  • Addressing The Students By Their Name

Teachers should speak to their students using their names, whether they are visually impaired or not. For visually impaired students, addressing them with their names allows them to distinguish when their teachers are talking to them or asking them a question. Teachers should approach all the students by their names to help visually impaired students identify their other classmates and create connections inside the classroom. They should also encourage all their students to do the same when they’re talking with each other.

  • Always Explain Visual Materials

You have to clearly explain all the visual materials you’re using while you’re teaching visually impaired students.
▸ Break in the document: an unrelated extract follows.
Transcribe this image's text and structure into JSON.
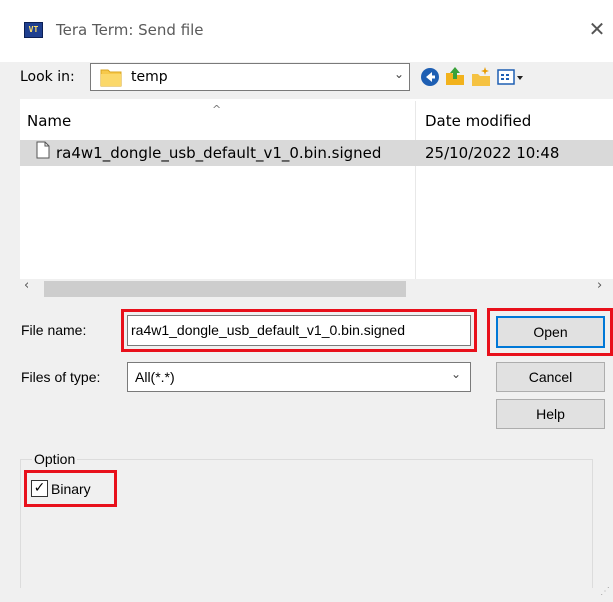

In this way, all of your students can participate and will feel included in conversations. You should describe the image, and if you’re writing on the chalkboard or whiteboard, it’s best to dictate the words. Avoid using gestures so that everyone can gain access to the information and follow along. Always use positional concepts such as behind/in front or left/right and descriptive sentences.
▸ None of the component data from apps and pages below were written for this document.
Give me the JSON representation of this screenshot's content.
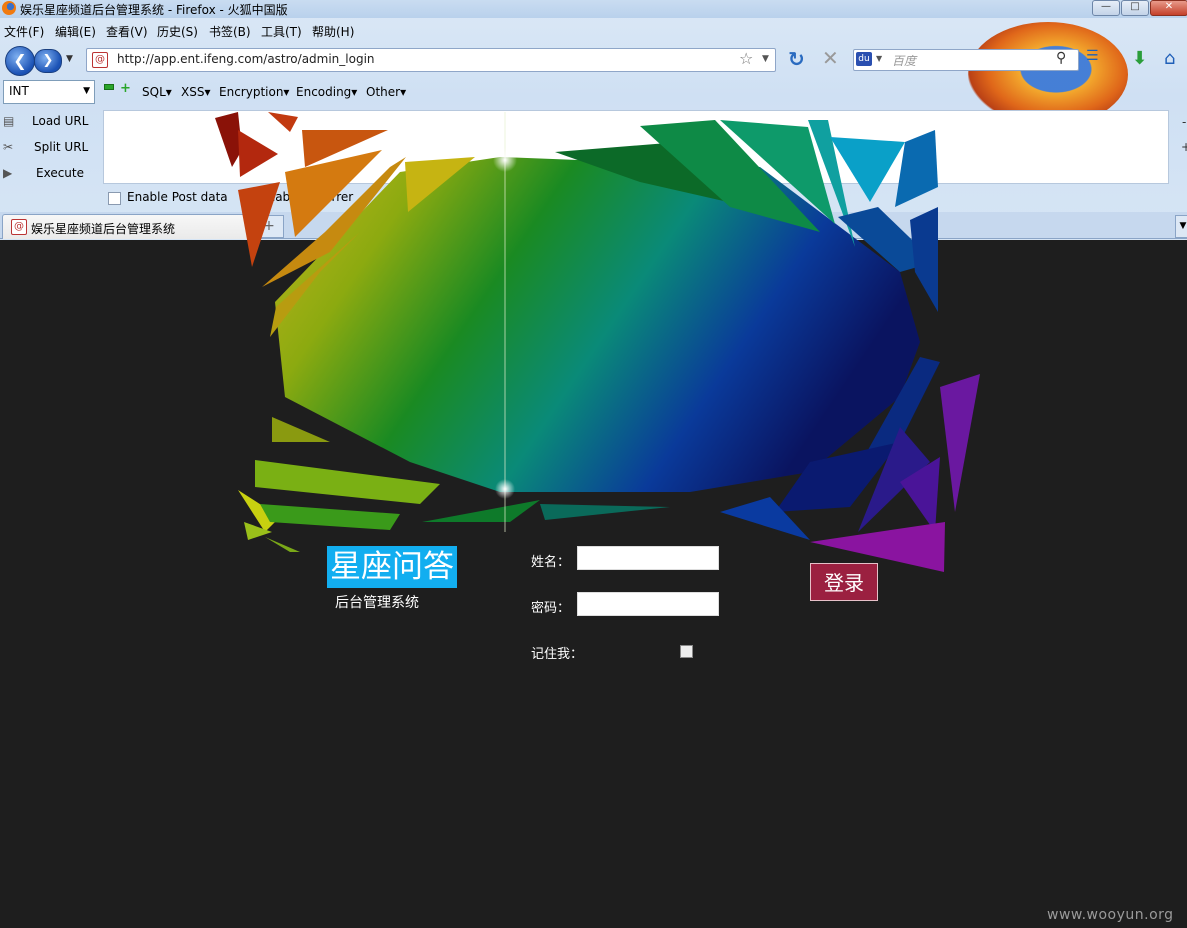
{
  "window": {
    "title": "娱乐星座频道后台管理系统 - Firefox - 火狐中国版",
    "min_glyph": "—",
    "max_glyph": "□",
    "close_glyph": "✕"
  },
  "menubar": {
    "items": [
      "文件(F)",
      "编辑(E)",
      "查看(V)",
      "历史(S)",
      "书签(B)",
      "工具(T)",
      "帮助(H)"
    ]
  },
  "navbar": {
    "url": "http://app.ent.ifeng.com/astro/admin_login",
    "search_placeholder": "百度",
    "engine_label": "du"
  },
  "hackbar": {
    "type_select": "INT",
    "menus": [
      "SQL▾",
      "XSS▾",
      "Encryption▾",
      "Encoding▾",
      "Other▾"
    ],
    "actions": [
      "Load URL",
      "Split URL",
      "Execute"
    ],
    "textarea_value": "",
    "checkboxes": [
      "Enable Post data",
      "Enable Referrer"
    ]
  },
  "tabs": {
    "active_label": "娱乐星座频道后台管理系统",
    "new_tab_glyph": "+"
  },
  "login": {
    "title": "星座问答",
    "subtitle": "后台管理系统",
    "name_label": "姓名：",
    "password_label": "密码：",
    "remember_label": "记住我：",
    "submit_label": "登录",
    "name_value": "",
    "password_value": ""
  },
  "watermark": "www.wooyun.org",
  "colors": {
    "page_bg": "#1e1e1e",
    "title_highlight": "#12aef0",
    "login_button": "#9b2040"
  }
}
  • Provide Beneficial Seats

Organize advantageous seats for your students who are visually impaired to help them become comfortable and safe inside the room. For example, if a student is only capable of using his/ her left eye, then place him/her on the right side of the classroom. Avoid making them sit facing a light source as well so that they won’t face difficulties. 
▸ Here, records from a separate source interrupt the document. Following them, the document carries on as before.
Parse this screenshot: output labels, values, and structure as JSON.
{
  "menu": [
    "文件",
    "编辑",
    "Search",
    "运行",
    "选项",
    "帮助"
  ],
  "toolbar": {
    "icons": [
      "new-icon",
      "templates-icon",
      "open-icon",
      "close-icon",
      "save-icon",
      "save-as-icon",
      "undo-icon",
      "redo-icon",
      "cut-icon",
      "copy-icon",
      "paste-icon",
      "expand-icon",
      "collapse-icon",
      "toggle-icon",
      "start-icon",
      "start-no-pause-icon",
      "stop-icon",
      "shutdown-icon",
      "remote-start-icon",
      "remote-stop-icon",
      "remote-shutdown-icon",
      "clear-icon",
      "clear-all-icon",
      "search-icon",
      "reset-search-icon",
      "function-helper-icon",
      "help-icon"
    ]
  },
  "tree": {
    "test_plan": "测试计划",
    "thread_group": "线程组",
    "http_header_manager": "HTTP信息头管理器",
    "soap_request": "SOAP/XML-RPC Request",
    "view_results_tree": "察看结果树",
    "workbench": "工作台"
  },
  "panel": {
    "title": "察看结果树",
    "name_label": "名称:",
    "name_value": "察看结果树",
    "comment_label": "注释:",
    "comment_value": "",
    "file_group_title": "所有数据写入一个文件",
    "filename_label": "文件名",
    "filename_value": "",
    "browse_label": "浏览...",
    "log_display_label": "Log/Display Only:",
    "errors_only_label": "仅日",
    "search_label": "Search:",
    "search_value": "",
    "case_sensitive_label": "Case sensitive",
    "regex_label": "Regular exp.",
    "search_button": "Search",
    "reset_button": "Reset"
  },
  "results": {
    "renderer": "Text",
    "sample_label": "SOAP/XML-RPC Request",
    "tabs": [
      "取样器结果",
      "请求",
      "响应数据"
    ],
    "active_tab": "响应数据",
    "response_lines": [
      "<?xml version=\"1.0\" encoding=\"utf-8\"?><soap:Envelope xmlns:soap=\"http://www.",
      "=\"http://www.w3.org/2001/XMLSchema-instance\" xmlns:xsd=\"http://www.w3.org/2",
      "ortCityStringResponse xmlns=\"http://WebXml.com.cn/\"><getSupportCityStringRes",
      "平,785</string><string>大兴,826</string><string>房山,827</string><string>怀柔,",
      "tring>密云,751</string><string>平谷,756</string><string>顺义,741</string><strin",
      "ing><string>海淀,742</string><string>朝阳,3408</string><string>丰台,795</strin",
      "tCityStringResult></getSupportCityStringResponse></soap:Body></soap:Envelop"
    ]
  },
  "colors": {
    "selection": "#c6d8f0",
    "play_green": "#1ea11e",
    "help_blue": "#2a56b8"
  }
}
  • Treat All Your Students Fairly

As much as you are making adjustments for your visually impaired students, it’s also essential that you uphold them on the same rules and behavioral expectations like everyone else in the class. Avoid giving preference treatments to them so that they’ll feel like one of their peers inside the classroom.  

When Your First Born Is Legally Blind: The Struggles That Parents Have To Deal With

Nothing beats the excitement and fear that you feel upon learning that you will soon become parents. Expecting your first-born would give you mixed emotions, which include the extreme mood swings and weird cravings that come along the entire pregnancy; the Couvade’s Syndrome that husbands usually experience, and the paranoia that you get when negative thoughts invade your mind. However, more than the worries you have are the happiness you feel as parents-in-waiting, knowing that your love has given birth to life – a symbol of your love.  

Sudden Blindness: Surviving The Mishap

It is true that the only thing that is constant in life is change, but when the change becomes an unexpected mishap, it makes life hard to live with because every day you would have to deal with that change. However, we must accept the fact that life has its ways of dealing with things with us, as we all have different weights to bear, and it is a matter of how we seal the deal with life.  

How Children Can Help During The Aging Of Parents

One certainty in life is that we will all grow old. We will lose our youthful glow and have dull and wrinkly skin with fine lines and grey hair too. A lot of physical changes happen when a person grows old, but these are prominent and obvious changes that one notices. More than the changed in physical appearance is the continued deterioration of our internal body system. Our body system is like an engine that needs to be maintained and repaired to function well, but over time, it will eventually weaken and can never be repaired anymore.

Just as Ben Martin, PsyD, says, “you will reach a point in life where you may ask yourself what you’re currently looking your best. You may also say that this is the best you’ll ever feel or be able to do. Such a feeling may indicate some midlife crisis.” There is nothing wrong with aging. We cannot stop our body from going in that direction. Some cosmetic procedures can extend the normal process of deterioration, but our digital age will continue no matter what.  

Psychiatry Focus: Sensory Processing Disorder

Sensory Processing Disorder (SPD) is a relatively new condition first described by an occupational therapist named Anna Jean Ayres in 1972. She described the state as the inability of the neurological process to organize sensation from one’s own body and the environment, makes it impossible to use the body effectively within the context (Midgley, 2014).